The Montreal-based producer of pulp and paper as well as adult incontinence and other personal care products has so far limited individual acquisitions to about $300 million. In July, it completed a US$272 million purchase of Associated Hygienic Products, a U.S. maker of store brand infant diapers.
"We're not going to blow our brains out, but certainly (we're interested in) something of a slightly larger scale," CEO John Williams said Thursday during a conference call to discuss third-quarter results.
Domtar (TSX:UFS) beat expectations even though net income decreased dramatically from a year ago to US$27 million.
The company, which reports in U.S. dollars, earned 82 cents per share for the period ended Sept. 30, compared with US$66 million, or $1.84 per share, in the third quarter of 2012.
Excluding one-time items such as a loss on the sale of a business, adjusted earnings were US$41 million or $1.25 per share, a penny better than estimates, but down from US$67 million or $1.87 per share in the prior year.
Revenues decreased slightly to US$1.375 billion from $1.39 billion a year ago.

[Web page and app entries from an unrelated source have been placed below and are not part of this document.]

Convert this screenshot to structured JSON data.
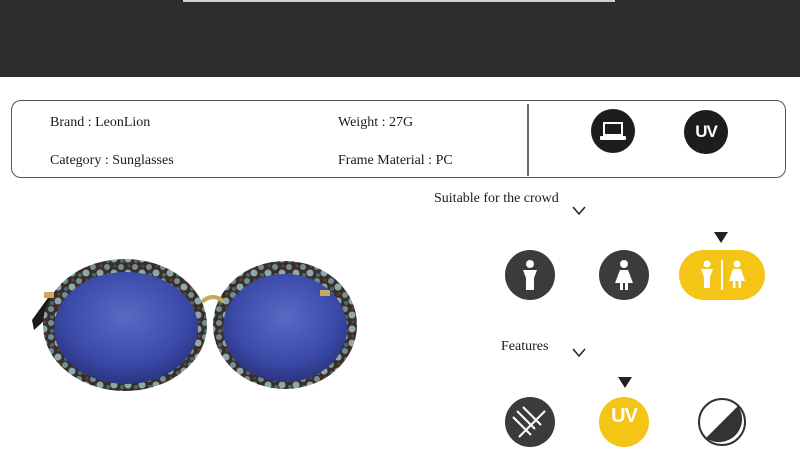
{
  "specs": {
    "brand": "Brand : LeonLion",
    "category": "Category : Sunglasses",
    "weight": "Weight : 27G",
    "frame_material": "Frame Material : PC"
  },
  "spec_icons": [
    "laptop-icon",
    "uv-icon"
  ],
  "uv_label": "UV",
  "crowd": {
    "title": "Suitable for the crowd",
    "options": [
      "male-icon",
      "female-icon",
      "unisex-icon"
    ],
    "selected": "unisex-icon"
  },
  "features": {
    "title": "Features",
    "options": [
      "polarized-icon",
      "uv-icon",
      "half-tone-icon"
    ],
    "selected": "uv-icon",
    "uv_label": "UV"
  },
  "colors": {
    "band": "#2e2d2d",
    "accent_yellow": "#f4c516",
    "icon_dark": "#3b3b3b",
    "lens_blue": "#3b4aa8"
  }
}
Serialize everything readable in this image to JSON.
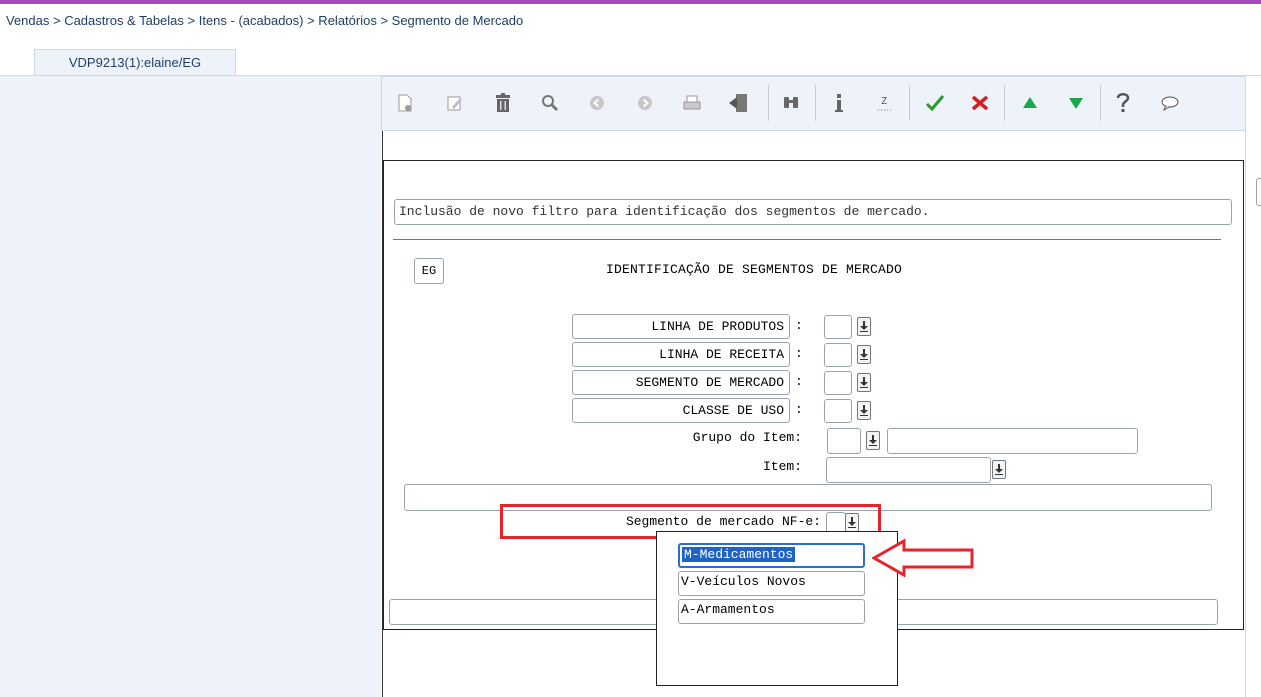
{
  "breadcrumb": "Vendas > Cadastros & Tabelas > Itens - (acabados) > Relatórios > Segmento de Mercado",
  "tab": {
    "label": "VDP9213(1):elaine/EG"
  },
  "toolbar": {
    "buttons": [
      "new-icon",
      "edit-icon",
      "delete-icon",
      "search-icon",
      "previous-icon",
      "next-icon",
      "print-icon",
      "exit-icon",
      "find-icon",
      "info-icon",
      "zoom-icon",
      "confirm-icon",
      "cancel-icon",
      "up-icon",
      "down-icon",
      "help-icon",
      "chat-icon"
    ],
    "colors": {
      "confirm": "#2a9b2a",
      "cancel": "#d11f1f",
      "up": "#19a84b",
      "down": "#19a84b",
      "icon": "#6b6b6b"
    }
  },
  "form": {
    "description": "Inclusão de novo filtro para identificação dos segmentos de mercado.",
    "company_code": "EG",
    "title": "IDENTIFICAÇÃO DE SEGMENTOS DE MERCADO",
    "fields": [
      {
        "label": "LINHA DE PRODUTOS",
        "colon": ":",
        "value": ""
      },
      {
        "label": "LINHA DE RECEITA",
        "colon": ":",
        "value": ""
      },
      {
        "label": "SEGMENTO DE MERCADO",
        "colon": ":",
        "value": ""
      },
      {
        "label": "CLASSE DE USO",
        "colon": ":",
        "value": ""
      }
    ],
    "grupo_item": {
      "label": "Grupo do Item:",
      "value": "",
      "description": ""
    },
    "item": {
      "label": "Item:",
      "value": ""
    },
    "segmento_nfe": {
      "label": "Segmento de mercado NF-e:",
      "value": ""
    }
  },
  "dropdown": {
    "options": [
      "M-Medicamentos",
      "V-Veículos Novos",
      "A-Armamentos"
    ],
    "selected": "M-Medicamentos"
  },
  "annotation_colors": {
    "highlight": "#e5242b",
    "arrow": "#e5242b"
  }
}
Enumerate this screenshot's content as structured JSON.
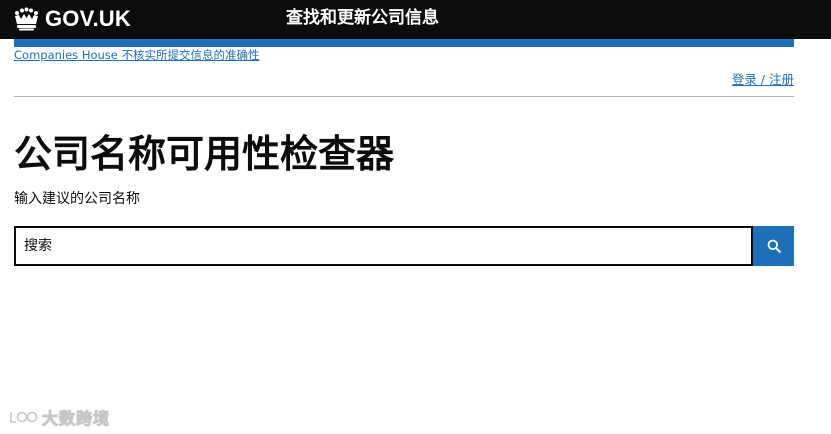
{
  "header": {
    "logo_text": "GOV.UK",
    "service_name": "查找和更新公司信息",
    "background_color": "#0b0c0c",
    "accent_color": "#1d70b8",
    "logo_icon": "crown-icon"
  },
  "notice": {
    "text": "Companies House 不核实所提交信息的准确性"
  },
  "account": {
    "signin_label": "登录 / 注册"
  },
  "main": {
    "title": "公司名称可用性检查器",
    "hint": "输入建议的公司名称",
    "search": {
      "placeholder": "搜索",
      "value": "",
      "button_icon": "search-icon"
    }
  },
  "watermark": {
    "text": "大数跨境",
    "icon": "watermark-logo-icon"
  }
}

The personal care business earned US$22 million in pre-tax operating income (EBITDA) on US$175 million of revenues in the third quarter, including the contribution from its latest acquisition. Over nine months, the division has earned US$59 million in EBITDA on US$394 million of revenues.
Williams said the company is on track to deliver US$200 million in EBITDA by 2017 from the personal care assets it currently owns. However, Domtar is hoping acquisitions in the Americas and Europe will allow it to boost that contribution to between US$300 million and US$500 million.
Domtar hasn't confirmed published reports that it has bid for Spain's top diaper maker, Indas, from Spanish buyout firms Portobello and Santander's Vista Capital. The firms bought Indas in 2007 for about 350 million euros.
Williams told analysts that Domtar anticipates improving margins by spending money to re-engineer its product range and increase volumes in Europe by expanding its retail business.
"Certainly we are now knocking on the doors of major retailers who have a pan-European footprint. I think that's kind of where we have been looking at this point."
Since entering the adult incontinence business in 2011 with the acquisition of Attends HealthCare, Domtar has added the European Attends business and U.S.-based EAM Corp., which develops and supplies the core material used in feminine hygiene products, baby diapers and puppy pads.
Domtar is increasing its personal care business and converting some facilities to make fluff as it diversifies from traditional pulp and paper manufacturing that has been suffering amid decreasing annual demand. For example, demand for copier paper is down 2.9 per cent this year.
The global incontinence business is forecasted to grow by five to seven per cent annually from its base of nearly US$9 billion. In particular, demand for the adult products is growing in pockets of the U.S. southeast which have large populations of seniors.
Paul Quinn of RBC Capital Markets said the company is making the right choices by focusing on growing the personal care business instead of expansions into other lines such as tissue.
"They're cautious, they're a smart team," he said in an interview from Vancouver. "They've done well with the things that they've done, measured steps and kept their promises."
The analyst said many of the potential acquisition targets are privately held companies that can diversify Domtar's geographic footprint and derive cost savings by adding production lines into existing facilities.
Quinn added that Domtar has been able to increase paper prices following International Paper's decision to close an Alabama mill that produces 765,000 tons of uncoated freesheet.
Domtar said its pulp business should also benefit from accelerating momentum in global demand, notably in China.
On the Toronto Stock Exchange, Domtar's shares hit a 52-week high in intraday trading, gaining $1.78 to C$90.66 by early afternoon.